(Work task): Take each line of the material that includes "Filtering" and copy it.

(Records to process):
__________
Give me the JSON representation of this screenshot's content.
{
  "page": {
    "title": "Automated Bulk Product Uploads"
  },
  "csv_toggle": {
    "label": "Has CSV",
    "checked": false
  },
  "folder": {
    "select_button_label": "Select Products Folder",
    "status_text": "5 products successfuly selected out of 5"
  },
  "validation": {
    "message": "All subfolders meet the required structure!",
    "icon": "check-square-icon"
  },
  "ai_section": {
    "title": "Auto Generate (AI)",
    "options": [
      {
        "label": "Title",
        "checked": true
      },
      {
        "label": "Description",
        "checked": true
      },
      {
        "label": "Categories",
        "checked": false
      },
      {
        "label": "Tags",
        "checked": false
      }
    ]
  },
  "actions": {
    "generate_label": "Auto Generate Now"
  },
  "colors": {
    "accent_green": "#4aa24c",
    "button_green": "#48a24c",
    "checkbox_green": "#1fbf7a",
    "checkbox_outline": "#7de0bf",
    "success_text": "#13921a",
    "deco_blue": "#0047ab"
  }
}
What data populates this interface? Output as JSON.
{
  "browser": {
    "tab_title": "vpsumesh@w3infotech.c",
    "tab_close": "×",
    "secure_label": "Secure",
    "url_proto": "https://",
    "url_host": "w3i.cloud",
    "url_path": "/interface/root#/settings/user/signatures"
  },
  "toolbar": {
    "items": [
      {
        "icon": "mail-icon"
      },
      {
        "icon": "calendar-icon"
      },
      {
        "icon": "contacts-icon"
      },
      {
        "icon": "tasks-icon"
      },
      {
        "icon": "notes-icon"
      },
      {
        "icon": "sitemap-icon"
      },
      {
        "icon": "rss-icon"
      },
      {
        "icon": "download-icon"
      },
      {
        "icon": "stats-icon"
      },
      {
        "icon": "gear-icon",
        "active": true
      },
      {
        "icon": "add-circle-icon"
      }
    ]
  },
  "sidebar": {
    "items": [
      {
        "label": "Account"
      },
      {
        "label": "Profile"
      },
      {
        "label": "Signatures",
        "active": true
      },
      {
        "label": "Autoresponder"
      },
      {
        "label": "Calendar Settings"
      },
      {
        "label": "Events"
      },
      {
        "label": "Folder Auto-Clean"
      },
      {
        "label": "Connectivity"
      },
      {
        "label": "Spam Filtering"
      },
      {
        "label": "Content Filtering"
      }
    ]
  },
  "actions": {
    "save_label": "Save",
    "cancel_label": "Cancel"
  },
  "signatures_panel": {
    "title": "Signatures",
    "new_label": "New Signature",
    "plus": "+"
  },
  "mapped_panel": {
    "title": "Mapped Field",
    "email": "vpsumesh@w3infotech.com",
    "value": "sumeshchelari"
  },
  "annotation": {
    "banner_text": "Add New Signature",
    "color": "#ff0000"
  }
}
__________
(Exercise output):
        "label": "Spam Filtering"
        "label": "Content Filtering"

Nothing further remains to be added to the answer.